• _The problem_
Find the string "Azure" in the data, then copy every line where it is found.
++++ Information provided
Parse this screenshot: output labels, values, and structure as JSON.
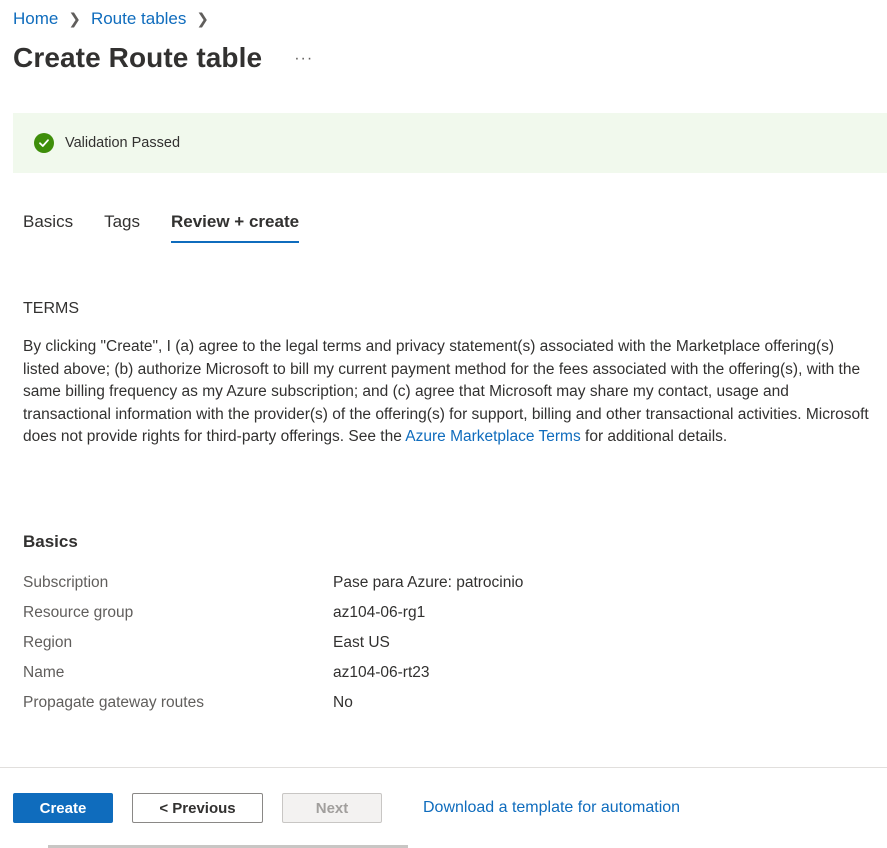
{
  "breadcrumb": {
    "items": [
      "Home",
      "Route tables"
    ]
  },
  "page": {
    "title": "Create Route table",
    "more_label": "···"
  },
  "validation": {
    "text": "Validation Passed",
    "color": "#3e8e0a"
  },
  "tabs": [
    {
      "label": "Basics",
      "active": false
    },
    {
      "label": "Tags",
      "active": false
    },
    {
      "label": "Review + create",
      "active": true
    }
  ],
  "terms": {
    "heading": "TERMS",
    "body_before": "By clicking \"Create\", I (a) agree to the legal terms and privacy statement(s) associated with the Marketplace offering(s) listed above; (b) authorize Microsoft to bill my current payment method for the fees associated with the offering(s), with the same billing frequency as my Azure subscription; and (c) agree that Microsoft may share my contact, usage and transactional information with the provider(s) of the offering(s) for support, billing and other transactional activities. Microsoft does not provide rights for third-party offerings. See the ",
    "link": "Azure Marketplace Terms",
    "body_after": " for additional details."
  },
  "basics": {
    "heading": "Basics",
    "rows": [
      {
        "label": "Subscription",
        "value": "Pase para Azure: patrocinio"
      },
      {
        "label": "Resource group",
        "value": "az104-06-rg1"
      },
      {
        "label": "Region",
        "value": "East US"
      },
      {
        "label": "Name",
        "value": "az104-06-rt23"
      },
      {
        "label": "Propagate gateway routes",
        "value": "No"
      }
    ]
  },
  "footer": {
    "create": "Create",
    "previous": "< Previous",
    "next": "Next",
    "download": "Download a template for automation"
  },
  "colors": {
    "accent": "#0f6cbd",
    "success_bg": "#f1f9ed"
  }
}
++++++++
• _Answer space_
    "body_before": "By clicking \"Create\", I (a) agree to the legal terms and privacy statement(s) associated with the Marketplace offering(s) listed above; (b) authorize Microsoft to bill my current payment method for the fees associated with the offering(s), with the same billing frequency as my Azure subscription; and (c) agree that Microsoft may share my contact, usage and transactional information with the provider(s) of the offering(s) for support, billing and other transactional activities. Microsoft does not provide rights for third-party offerings. See the ",
    "link": "Azure Marketplace Terms",
        "value": "Pase para Azure: patrocinio"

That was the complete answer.